▶ _DESCRIPTION OF THE TASK_:
Tally the lines in the data below where the word "java" appears, and give the tally alone.

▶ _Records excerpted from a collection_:
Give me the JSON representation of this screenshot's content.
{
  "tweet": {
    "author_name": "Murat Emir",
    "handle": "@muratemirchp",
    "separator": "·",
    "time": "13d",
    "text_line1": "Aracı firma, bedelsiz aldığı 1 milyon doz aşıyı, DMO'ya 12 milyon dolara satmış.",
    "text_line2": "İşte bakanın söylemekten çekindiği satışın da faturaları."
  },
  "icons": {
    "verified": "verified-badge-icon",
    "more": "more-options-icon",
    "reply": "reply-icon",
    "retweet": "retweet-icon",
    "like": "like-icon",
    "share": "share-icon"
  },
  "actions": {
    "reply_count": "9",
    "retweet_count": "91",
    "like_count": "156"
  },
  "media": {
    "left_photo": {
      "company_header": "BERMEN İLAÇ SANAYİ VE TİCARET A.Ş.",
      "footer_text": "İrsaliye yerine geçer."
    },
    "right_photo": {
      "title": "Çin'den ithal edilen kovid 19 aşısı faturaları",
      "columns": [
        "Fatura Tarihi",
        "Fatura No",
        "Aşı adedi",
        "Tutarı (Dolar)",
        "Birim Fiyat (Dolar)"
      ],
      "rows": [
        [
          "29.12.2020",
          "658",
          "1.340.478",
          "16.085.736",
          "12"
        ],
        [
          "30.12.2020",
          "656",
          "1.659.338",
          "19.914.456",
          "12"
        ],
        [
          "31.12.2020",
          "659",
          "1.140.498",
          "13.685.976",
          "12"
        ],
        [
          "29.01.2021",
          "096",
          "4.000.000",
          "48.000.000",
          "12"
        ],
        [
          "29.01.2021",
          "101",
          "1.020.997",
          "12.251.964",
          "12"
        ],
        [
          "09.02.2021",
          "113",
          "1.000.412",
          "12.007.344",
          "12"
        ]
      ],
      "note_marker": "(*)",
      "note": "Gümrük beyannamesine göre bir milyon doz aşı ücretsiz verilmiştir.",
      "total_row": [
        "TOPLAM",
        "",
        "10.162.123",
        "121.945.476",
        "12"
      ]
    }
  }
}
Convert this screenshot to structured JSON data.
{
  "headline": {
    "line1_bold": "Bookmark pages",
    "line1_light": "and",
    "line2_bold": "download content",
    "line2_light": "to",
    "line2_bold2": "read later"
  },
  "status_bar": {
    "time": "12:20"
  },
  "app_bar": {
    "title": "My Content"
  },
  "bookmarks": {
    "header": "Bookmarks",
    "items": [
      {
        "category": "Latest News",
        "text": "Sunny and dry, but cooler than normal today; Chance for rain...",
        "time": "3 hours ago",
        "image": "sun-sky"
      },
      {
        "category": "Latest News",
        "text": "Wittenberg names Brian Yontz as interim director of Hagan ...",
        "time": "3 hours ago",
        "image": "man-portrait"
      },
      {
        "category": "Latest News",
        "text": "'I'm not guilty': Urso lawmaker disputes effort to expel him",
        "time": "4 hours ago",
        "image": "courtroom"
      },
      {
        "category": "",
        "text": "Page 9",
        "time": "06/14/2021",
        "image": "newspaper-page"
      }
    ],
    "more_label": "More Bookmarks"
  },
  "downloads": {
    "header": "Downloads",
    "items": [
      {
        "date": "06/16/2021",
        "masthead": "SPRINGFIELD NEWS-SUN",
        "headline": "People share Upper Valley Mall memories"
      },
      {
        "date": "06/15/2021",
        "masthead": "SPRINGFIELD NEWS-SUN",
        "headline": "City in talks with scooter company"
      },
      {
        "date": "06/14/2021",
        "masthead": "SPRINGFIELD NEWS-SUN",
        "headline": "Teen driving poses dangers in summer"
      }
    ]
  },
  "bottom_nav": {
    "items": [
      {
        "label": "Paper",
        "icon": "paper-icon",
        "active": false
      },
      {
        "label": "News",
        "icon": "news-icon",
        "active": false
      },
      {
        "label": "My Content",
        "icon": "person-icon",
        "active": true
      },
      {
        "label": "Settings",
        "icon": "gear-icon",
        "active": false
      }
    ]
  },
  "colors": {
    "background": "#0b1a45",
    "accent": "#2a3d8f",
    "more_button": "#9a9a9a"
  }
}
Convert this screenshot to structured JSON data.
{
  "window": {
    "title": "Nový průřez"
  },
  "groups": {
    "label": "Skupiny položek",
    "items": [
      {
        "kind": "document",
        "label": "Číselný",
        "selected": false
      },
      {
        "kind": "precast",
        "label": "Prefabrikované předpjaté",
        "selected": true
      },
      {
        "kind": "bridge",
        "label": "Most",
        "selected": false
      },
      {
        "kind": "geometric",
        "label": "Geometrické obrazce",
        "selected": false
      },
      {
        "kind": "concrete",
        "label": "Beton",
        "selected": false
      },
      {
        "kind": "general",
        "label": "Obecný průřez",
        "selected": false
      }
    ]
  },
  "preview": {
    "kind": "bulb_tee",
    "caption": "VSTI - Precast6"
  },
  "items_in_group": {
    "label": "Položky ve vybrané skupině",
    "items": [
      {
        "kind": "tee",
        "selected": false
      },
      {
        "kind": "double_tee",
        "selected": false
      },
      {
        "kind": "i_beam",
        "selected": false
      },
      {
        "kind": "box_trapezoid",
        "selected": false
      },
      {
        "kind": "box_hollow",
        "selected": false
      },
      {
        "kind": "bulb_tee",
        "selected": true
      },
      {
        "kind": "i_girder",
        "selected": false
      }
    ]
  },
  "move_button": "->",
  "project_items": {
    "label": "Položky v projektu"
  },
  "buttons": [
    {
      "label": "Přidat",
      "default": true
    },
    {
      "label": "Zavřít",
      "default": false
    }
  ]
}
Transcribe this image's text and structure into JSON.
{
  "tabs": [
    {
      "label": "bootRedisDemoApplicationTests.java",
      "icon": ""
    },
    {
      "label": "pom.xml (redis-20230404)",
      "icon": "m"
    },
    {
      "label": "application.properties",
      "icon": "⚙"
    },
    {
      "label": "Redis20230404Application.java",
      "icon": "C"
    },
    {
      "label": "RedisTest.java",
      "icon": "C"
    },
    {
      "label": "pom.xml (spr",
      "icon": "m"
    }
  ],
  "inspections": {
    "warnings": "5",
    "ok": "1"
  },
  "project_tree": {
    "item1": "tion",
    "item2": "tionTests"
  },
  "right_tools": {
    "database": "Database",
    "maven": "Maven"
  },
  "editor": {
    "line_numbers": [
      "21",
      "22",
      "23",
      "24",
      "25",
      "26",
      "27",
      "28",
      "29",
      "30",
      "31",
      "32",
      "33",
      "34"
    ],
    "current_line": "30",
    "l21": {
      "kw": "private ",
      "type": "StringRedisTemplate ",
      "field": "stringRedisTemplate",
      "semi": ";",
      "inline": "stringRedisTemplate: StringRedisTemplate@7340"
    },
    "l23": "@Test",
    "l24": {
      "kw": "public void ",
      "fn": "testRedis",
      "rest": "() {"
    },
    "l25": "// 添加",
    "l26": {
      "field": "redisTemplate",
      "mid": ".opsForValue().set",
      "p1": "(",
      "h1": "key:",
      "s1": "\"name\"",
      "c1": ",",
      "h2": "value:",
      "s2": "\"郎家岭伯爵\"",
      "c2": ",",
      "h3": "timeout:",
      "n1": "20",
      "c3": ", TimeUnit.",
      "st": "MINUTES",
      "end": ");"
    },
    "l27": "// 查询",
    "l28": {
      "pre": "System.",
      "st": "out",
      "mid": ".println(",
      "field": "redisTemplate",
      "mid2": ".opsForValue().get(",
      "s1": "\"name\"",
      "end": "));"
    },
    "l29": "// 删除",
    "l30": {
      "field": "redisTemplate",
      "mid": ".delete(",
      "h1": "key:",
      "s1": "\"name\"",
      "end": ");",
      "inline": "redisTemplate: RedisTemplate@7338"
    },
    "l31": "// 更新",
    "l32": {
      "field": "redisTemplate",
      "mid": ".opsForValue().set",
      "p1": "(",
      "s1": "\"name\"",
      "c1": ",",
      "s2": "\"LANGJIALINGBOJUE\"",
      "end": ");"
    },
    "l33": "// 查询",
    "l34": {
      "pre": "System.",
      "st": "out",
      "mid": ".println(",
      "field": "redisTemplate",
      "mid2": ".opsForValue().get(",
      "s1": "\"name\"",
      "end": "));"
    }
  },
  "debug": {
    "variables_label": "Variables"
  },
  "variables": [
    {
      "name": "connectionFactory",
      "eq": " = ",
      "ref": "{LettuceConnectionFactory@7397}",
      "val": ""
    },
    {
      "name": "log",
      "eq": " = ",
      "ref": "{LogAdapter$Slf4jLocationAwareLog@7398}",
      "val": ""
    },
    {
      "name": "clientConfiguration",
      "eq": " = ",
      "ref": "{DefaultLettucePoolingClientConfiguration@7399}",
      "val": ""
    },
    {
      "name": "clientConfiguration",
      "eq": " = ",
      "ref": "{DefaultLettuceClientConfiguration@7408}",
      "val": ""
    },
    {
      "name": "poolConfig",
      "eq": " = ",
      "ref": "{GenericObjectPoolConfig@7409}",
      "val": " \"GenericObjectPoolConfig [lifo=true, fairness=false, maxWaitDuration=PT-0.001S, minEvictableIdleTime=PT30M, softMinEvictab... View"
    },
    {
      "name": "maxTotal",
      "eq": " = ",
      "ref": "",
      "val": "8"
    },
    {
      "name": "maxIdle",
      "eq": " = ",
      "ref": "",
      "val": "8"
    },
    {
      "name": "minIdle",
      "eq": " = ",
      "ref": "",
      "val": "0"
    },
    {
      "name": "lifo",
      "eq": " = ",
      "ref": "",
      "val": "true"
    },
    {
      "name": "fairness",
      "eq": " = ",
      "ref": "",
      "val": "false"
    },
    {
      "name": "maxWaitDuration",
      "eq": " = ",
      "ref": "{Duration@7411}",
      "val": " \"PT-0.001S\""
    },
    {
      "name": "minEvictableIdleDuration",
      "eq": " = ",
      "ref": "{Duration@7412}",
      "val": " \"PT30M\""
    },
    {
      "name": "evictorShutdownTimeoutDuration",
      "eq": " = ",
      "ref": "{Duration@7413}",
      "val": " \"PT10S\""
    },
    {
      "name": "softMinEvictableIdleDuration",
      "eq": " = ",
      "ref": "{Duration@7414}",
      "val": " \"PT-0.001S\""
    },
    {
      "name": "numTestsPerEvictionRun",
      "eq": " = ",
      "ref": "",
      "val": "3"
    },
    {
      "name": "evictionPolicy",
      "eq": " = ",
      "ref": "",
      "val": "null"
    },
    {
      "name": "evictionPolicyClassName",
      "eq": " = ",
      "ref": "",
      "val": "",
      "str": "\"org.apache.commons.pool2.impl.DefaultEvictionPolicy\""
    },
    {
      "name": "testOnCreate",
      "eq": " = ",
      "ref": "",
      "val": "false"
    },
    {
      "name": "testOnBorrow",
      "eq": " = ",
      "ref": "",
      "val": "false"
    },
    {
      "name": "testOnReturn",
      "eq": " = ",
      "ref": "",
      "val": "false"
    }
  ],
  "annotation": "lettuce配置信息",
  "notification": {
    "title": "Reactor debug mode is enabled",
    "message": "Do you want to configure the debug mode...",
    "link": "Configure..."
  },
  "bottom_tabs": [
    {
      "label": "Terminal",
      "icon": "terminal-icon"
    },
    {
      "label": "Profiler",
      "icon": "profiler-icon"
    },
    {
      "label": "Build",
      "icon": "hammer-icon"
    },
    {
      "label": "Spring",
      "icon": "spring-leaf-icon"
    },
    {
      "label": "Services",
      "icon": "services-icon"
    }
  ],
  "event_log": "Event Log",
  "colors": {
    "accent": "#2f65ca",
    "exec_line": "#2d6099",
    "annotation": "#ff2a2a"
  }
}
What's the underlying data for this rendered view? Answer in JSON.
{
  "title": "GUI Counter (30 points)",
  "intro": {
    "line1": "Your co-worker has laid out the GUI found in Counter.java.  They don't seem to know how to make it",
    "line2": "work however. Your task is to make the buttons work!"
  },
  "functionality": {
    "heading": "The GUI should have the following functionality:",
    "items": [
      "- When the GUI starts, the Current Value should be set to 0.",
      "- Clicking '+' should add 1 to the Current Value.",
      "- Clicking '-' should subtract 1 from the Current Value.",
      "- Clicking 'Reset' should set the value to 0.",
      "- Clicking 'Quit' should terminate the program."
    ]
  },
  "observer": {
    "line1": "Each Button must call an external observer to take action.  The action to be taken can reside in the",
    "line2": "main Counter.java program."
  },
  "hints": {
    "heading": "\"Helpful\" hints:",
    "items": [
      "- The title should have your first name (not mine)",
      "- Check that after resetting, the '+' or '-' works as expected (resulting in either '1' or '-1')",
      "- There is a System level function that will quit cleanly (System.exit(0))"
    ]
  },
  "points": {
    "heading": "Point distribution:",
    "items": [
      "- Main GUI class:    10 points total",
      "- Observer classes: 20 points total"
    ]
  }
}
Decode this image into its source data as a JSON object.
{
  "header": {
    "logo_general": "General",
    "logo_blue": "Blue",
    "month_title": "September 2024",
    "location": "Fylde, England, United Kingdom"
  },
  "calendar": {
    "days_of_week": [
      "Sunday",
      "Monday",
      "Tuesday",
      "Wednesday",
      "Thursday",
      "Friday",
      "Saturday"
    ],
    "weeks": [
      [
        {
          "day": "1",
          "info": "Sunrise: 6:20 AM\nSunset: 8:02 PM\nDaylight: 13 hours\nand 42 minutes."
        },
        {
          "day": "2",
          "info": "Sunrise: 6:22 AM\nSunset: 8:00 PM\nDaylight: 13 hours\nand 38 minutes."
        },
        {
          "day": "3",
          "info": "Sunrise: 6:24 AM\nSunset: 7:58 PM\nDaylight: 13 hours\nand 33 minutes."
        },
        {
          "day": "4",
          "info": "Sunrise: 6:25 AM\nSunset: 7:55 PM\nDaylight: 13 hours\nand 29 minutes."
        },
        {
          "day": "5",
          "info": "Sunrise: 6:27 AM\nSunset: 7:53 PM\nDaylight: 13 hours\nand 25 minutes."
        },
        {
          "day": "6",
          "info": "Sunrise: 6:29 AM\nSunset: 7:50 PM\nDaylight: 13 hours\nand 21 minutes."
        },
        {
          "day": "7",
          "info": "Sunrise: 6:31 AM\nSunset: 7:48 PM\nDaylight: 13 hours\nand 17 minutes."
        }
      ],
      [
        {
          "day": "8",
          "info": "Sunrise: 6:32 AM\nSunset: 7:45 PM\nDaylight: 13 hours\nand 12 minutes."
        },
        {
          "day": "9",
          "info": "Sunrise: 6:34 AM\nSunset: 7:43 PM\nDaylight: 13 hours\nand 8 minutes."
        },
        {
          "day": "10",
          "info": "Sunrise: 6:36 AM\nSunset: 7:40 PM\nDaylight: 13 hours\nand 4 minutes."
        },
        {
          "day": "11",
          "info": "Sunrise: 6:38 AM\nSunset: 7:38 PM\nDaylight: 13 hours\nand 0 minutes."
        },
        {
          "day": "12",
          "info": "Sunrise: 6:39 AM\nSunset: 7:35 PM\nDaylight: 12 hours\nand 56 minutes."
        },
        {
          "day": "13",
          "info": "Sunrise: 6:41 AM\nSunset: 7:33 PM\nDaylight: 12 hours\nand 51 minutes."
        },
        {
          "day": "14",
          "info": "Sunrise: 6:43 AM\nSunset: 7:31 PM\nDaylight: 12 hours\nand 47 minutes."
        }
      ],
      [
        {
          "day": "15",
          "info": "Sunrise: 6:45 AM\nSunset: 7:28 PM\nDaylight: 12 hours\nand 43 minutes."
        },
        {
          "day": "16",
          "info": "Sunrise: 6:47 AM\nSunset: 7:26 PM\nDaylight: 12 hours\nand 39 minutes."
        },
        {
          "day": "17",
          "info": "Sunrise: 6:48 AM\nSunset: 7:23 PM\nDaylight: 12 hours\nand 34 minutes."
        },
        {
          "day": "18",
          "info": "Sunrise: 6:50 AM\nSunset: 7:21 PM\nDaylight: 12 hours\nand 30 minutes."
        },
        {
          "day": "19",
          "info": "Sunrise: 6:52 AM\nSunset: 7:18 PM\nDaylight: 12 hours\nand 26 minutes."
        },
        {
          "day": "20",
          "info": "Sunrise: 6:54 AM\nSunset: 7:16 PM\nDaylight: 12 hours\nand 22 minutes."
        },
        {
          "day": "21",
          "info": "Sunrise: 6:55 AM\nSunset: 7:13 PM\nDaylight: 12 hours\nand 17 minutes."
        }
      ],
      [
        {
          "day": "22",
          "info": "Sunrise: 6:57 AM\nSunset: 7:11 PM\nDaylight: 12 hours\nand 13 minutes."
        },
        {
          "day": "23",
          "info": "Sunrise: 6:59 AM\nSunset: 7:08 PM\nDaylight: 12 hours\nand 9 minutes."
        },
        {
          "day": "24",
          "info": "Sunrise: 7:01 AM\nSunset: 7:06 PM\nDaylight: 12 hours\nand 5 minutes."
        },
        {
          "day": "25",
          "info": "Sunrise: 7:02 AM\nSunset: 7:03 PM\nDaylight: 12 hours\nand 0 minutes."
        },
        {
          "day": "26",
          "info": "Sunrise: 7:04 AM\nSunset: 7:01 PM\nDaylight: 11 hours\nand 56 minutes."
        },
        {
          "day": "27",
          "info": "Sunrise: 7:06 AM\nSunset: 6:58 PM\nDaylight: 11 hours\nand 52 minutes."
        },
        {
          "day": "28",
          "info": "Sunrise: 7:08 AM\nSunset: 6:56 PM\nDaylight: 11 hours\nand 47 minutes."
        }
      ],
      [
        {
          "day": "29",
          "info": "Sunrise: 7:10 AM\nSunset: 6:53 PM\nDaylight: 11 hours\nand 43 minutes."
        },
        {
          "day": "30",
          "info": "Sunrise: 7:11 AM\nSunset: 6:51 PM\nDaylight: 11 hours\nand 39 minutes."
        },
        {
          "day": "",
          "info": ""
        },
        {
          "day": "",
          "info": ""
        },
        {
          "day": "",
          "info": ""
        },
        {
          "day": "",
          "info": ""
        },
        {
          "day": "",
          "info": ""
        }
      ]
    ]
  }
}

▶ _SOLUTION FOR THIS PROBLEM_:
5